● Brief
Going through the entries below, copy out each line that contains "icon".
-------- Dataset content
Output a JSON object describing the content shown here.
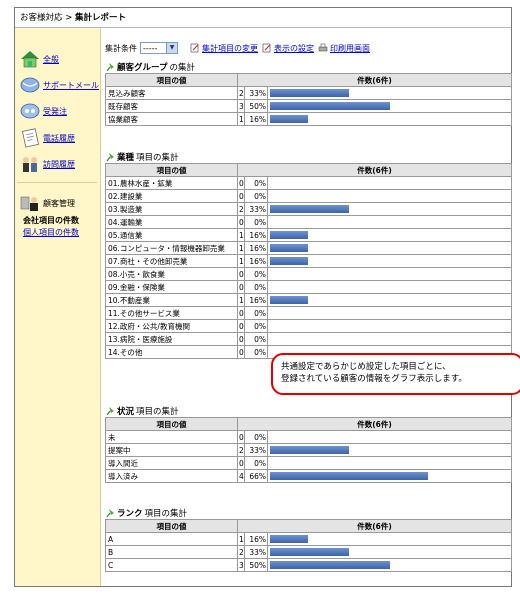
{
  "breadcrumb": {
    "parent": "お客様対応",
    "separator": " > ",
    "current": "集計レポート"
  },
  "sidebar": {
    "items": [
      {
        "label": "全般",
        "icon": "house-icon"
      },
      {
        "label": "サポートメール",
        "icon": "mail-icon"
      },
      {
        "label": "受発注",
        "icon": "order-icon"
      },
      {
        "label": "電話履歴",
        "icon": "phone-note-icon"
      },
      {
        "label": "訪問履歴",
        "icon": "visit-icon"
      }
    ],
    "manager": {
      "label": "顧客管理",
      "icon": "customer-icon"
    },
    "sub_active": "会社項目の件数",
    "sub_link": "個人項目の件数"
  },
  "toolbar": {
    "filter_label": "集計条件",
    "filter_value": "-----",
    "change_items": "集計項目の変更",
    "display_settings": "表示の設定",
    "print_screen": "印刷用画面"
  },
  "sections": [
    {
      "title_bold": "顧客グループ",
      "title_suffix": "の集計",
      "col_item": "項目の値",
      "col_count": "件数(6件)",
      "rows": [
        {
          "label": "見込み顧客",
          "count": "2",
          "pct": "33%",
          "ratio": 0.33
        },
        {
          "label": "既存顧客",
          "count": "3",
          "pct": "50%",
          "ratio": 0.5
        },
        {
          "label": "協業顧客",
          "count": "1",
          "pct": "16%",
          "ratio": 0.16
        }
      ]
    },
    {
      "title_bold": "業種",
      "title_suffix": "項目の集計",
      "col_item": "項目の値",
      "col_count": "件数(6件)",
      "rows": [
        {
          "label": "01.農林水産・鉱業",
          "count": "0",
          "pct": "0%",
          "ratio": 0
        },
        {
          "label": "02.建設業",
          "count": "0",
          "pct": "0%",
          "ratio": 0
        },
        {
          "label": "03.製造業",
          "count": "2",
          "pct": "33%",
          "ratio": 0.33
        },
        {
          "label": "04.運輸業",
          "count": "0",
          "pct": "0%",
          "ratio": 0
        },
        {
          "label": "05.通信業",
          "count": "1",
          "pct": "16%",
          "ratio": 0.16
        },
        {
          "label": "06.コンピュータ・情報機器卸売業",
          "count": "1",
          "pct": "16%",
          "ratio": 0.16
        },
        {
          "label": "07.商社・その他卸売業",
          "count": "1",
          "pct": "16%",
          "ratio": 0.16
        },
        {
          "label": "08.小売・飲食業",
          "count": "0",
          "pct": "0%",
          "ratio": 0
        },
        {
          "label": "09.金融・保険業",
          "count": "0",
          "pct": "0%",
          "ratio": 0
        },
        {
          "label": "10.不動産業",
          "count": "1",
          "pct": "16%",
          "ratio": 0.16
        },
        {
          "label": "11.その他サービス業",
          "count": "0",
          "pct": "0%",
          "ratio": 0
        },
        {
          "label": "12.政府・公共/教育機関",
          "count": "0",
          "pct": "0%",
          "ratio": 0
        },
        {
          "label": "13.病院・医療施設",
          "count": "0",
          "pct": "0%",
          "ratio": 0
        },
        {
          "label": "14.その他",
          "count": "0",
          "pct": "0%",
          "ratio": 0
        }
      ]
    },
    {
      "title_bold": "状況",
      "title_suffix": "項目の集計",
      "col_item": "項目の値",
      "col_count": "件数(6件)",
      "rows": [
        {
          "label": "未",
          "count": "0",
          "pct": "0%",
          "ratio": 0
        },
        {
          "label": "提案中",
          "count": "2",
          "pct": "33%",
          "ratio": 0.33
        },
        {
          "label": "導入間近",
          "count": "0",
          "pct": "0%",
          "ratio": 0
        },
        {
          "label": "導入済み",
          "count": "4",
          "pct": "66%",
          "ratio": 0.66
        }
      ]
    },
    {
      "title_bold": "ランク",
      "title_suffix": "項目の集計",
      "col_item": "項目の値",
      "col_count": "件数(6件)",
      "rows": [
        {
          "label": "A",
          "count": "1",
          "pct": "16%",
          "ratio": 0.16
        },
        {
          "label": "B",
          "count": "2",
          "pct": "33%",
          "ratio": 0.33
        },
        {
          "label": "C",
          "count": "3",
          "pct": "50%",
          "ratio": 0.5
        }
      ]
    }
  ],
  "callout": {
    "line1": "共通設定であらかじめ設定した項目ごとに、",
    "line2": "登録されている顧客の情報をグラフ表示します。"
  },
  "colors": {
    "bar": "#4a71b5",
    "callout_border": "#e00000",
    "sidebar_bg": "#fff6c9"
  }
}
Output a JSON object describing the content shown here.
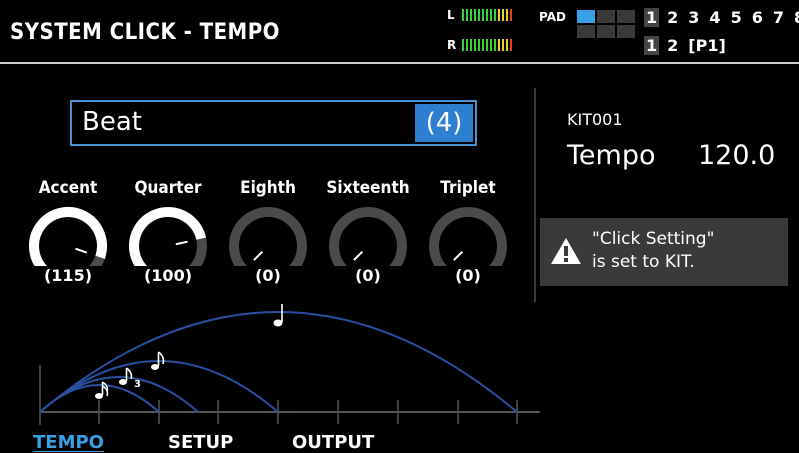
{
  "header": {
    "title": "SYSTEM CLICK - TEMPO",
    "meter_left_label": "L",
    "meter_right_label": "R",
    "pad_label": "PAD",
    "kit_numbers": [
      "1",
      "2",
      "3",
      "4",
      "5",
      "6",
      "7",
      "8"
    ],
    "bank_numbers": [
      "1",
      "2"
    ],
    "bank_page": "[P1]"
  },
  "beat": {
    "label": "Beat",
    "value": "(4)"
  },
  "knobs": [
    {
      "label": "Accent",
      "value": "(115)",
      "level": 115
    },
    {
      "label": "Quarter",
      "value": "(100)",
      "level": 100
    },
    {
      "label": "Eighth",
      "value": "(0)",
      "level": 0
    },
    {
      "label": "Sixteenth",
      "value": "(0)",
      "level": 0
    },
    {
      "label": "Triplet",
      "value": "(0)",
      "level": 0
    }
  ],
  "kit": {
    "name": "KIT001",
    "tempo_label": "Tempo",
    "tempo_value": "120.0"
  },
  "warning": {
    "text": "\"Click Setting\"\nis set to KIT."
  },
  "tabs": [
    {
      "label": "TEMPO",
      "active": true
    },
    {
      "label": "SETUP",
      "active": false
    },
    {
      "label": "OUTPUT",
      "active": false
    }
  ],
  "colors": {
    "accent": "#3aa0e6",
    "knob_active": "#ffffff",
    "knob_inactive": "#4a4a4a",
    "arc_line": "#2a4fa0"
  }
}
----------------
● Task output
        "icon": "house-icon"
        "icon": "mail-icon"
        "icon": "order-icon"
        "icon": "phone-note-icon"
        "icon": "visit-icon"
      "icon": "customer-icon"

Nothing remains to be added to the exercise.